Is there an easy way to make clothing look less snug in Poser 11?

  • It'd be nice to have a quick way to make tight clothing look looser. I've noticed commercial solutions for Genesis, but I usually stick to M4 and V4 and haven't spotted anything for them. I do know about the morph brush and need to experiment with it more, but are there other quick solutions that I've missed?

  • @willshetterly Morph brush?

  • @ghostship I'm currently doing a comic book project, so it'd be nice to have something that didn't require the morph brush every time I posed a character. Though that may be the way I need to go.

  • @willshetterly
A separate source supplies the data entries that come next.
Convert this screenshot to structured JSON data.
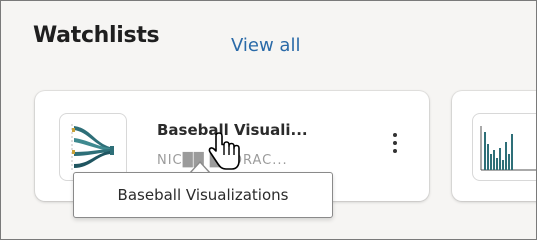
{
  "header": {
    "title": "Watchlists",
    "view_all_label": "View all"
  },
  "cards": [
    {
      "title": "Baseball Visuali...",
      "subtitle": "NIC██ ██ORAC...",
      "thumbnail_icon": "sankey-chart-icon",
      "menu_icon": "kebab-menu-icon"
    },
    {
      "thumbnail_icon": "bar-chart-icon"
    }
  ],
  "tooltip": {
    "text": "Baseball Visualizations"
  },
  "colors": {
    "link": "#2a6aa8",
    "chart_teal": "#2e6f78",
    "chart_gold": "#c9a23a"
  }
}
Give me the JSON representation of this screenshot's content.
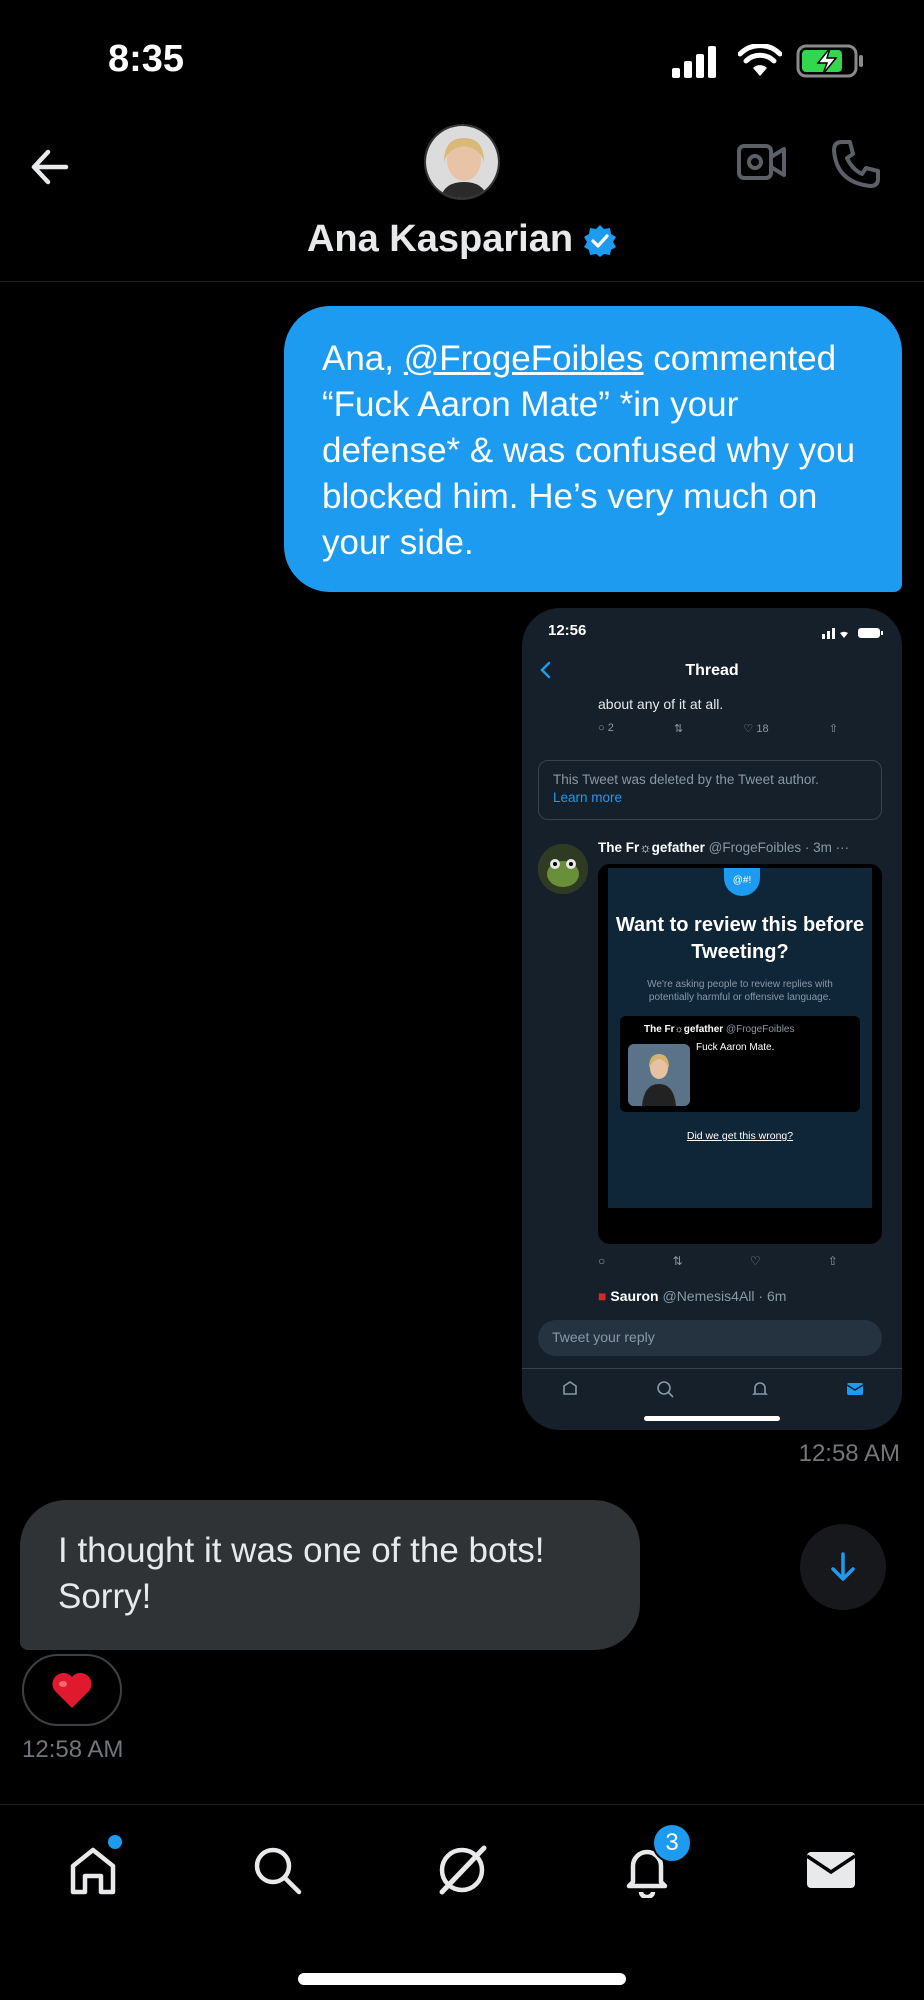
{
  "status_bar": {
    "time": "8:35"
  },
  "header": {
    "contact_name": "Ana Kasparian"
  },
  "messages": {
    "outgoing": {
      "prefix": "Ana, ",
      "mention": "@FrogeFoibles",
      "body": " commented “Fuck Aaron Mate” *in your defense* & was confused why you blocked him. He’s very much on your side.",
      "timestamp": "12:58 AM"
    },
    "incoming": {
      "text": "I thought it was one of the bots! Sorry!",
      "reaction": "❤️",
      "timestamp": "12:58 AM"
    }
  },
  "screenshot": {
    "time": "12:56",
    "title": "Thread",
    "prev_text": "about any of it at all.",
    "prev_counts": {
      "replies": "2",
      "likes": "18"
    },
    "deleted_notice": "This Tweet was deleted by the Tweet author.",
    "learn_more": "Learn more",
    "author_name": "The Fr☼gefather",
    "author_handle": "@FrogeFoibles · 3m",
    "card": {
      "badge": "@#!",
      "title": "Want to review this before Tweeting?",
      "subtitle": "We're asking people to review replies with potentially harmful or offensive language.",
      "tweet_author": "The Fr☼gefather",
      "tweet_handle": "@FrogeFoibles",
      "tweet_text": "Fuck Aaron Mate.",
      "link": "Did we get this wrong?"
    },
    "next_author": "Sauron",
    "next_handle": "@Nemesis4All · 6m",
    "reply_placeholder": "Tweet your reply"
  },
  "bottom_nav": {
    "notification_count": "3"
  },
  "colors": {
    "accent": "#1d9bf0",
    "bubble_in": "#2f3336",
    "background": "#000000"
  }
}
    A lot depends on the clothing you're using. A lot of clothing models aren't modeled with folds/bulges/drape effects very well. Some are, some aren't, but the majority are "fair" in this regard. What you have to do if you're looking for good effects like that is find an artist that consistently does a good job with that and follow what they do.

    Dynamic clothes can give good drapes and you can work with variables that give them friction, help retain their shape, etc, and give results based upon what sort of fabric you'd think they're made of. (Settings available in various places.) You can also convert conforming clothes to dynamic, but if they're complex or don't already have good material zones set up, you'll have to do some work by hand.

    The morph tool is awesome. Plain and simple - You want clothing to bulge here, drape well there, crinkle a bit here, etc, you can get that effect. (Or, close enough.)

    Don't discount the value of a good bump or displacement map for making clothes look "natural" with weave effects and even some bulges/ripples, provided it has a good UVmap, already, and you don't mind tweaking your bump/displacement map in a paint program. (Higher resolutions here can give you some excellent results.)

    Above all, though, it's really the product that you're working with that matters the most as far as how "easy" it will be to do. There are some other issues working with the morph brush, too. For instance, in Poser-standard rigging, you can find spots, usually near the joints that have different rotation orders and are posed close together or joints that have very few vertices in between them and a non-child/parent group/bone, that the morph brush sort of wanders between different groups unpredictably.

    If you're looking for "great" looking clothes with dynamic movements in them, then... the Cloth Room is your go-to-solution and you'll be working with either dynamic clothing or conforming clothing you've converted over to dynamic. (Basically, single mesh, with dynamic zones set up so unattached geometry doesn't fall off. :) )

  • @morkonan I prefer the look of dynamic clothing, but for my comics needs, conforming clothing is good enough. It may just be time for me to starting brushing up on the morphing brush.

  • @willshetterly

    It's not difficult to use, once you get used to it. And, as soon as you do get used to it, you won't be able to keep your fingers off the darn thing... :)

    I really wish we had a 3D Manipulator in Poser for the Morph Tool so one could easily grab verts and move them according to an axis ("real" direction) without the push/pull stuff and camera angle reference point... :/ But, the morph tool is awesome for clothing deforms to make it look natural and such!

  • Try scaling to 101%.

  • I post work in photoshop using the liquify tool.

  • @estherau Probably the most time effective solution. Another, less time effective, solution is to turn off auto morphing and scaling and use the included Copy Values script by D3D. It will set the clothing scaling and morphs while still allowing you to adjust it using the dials. You can then use included morphs or scaling to adjust the clothes off the body or whatever.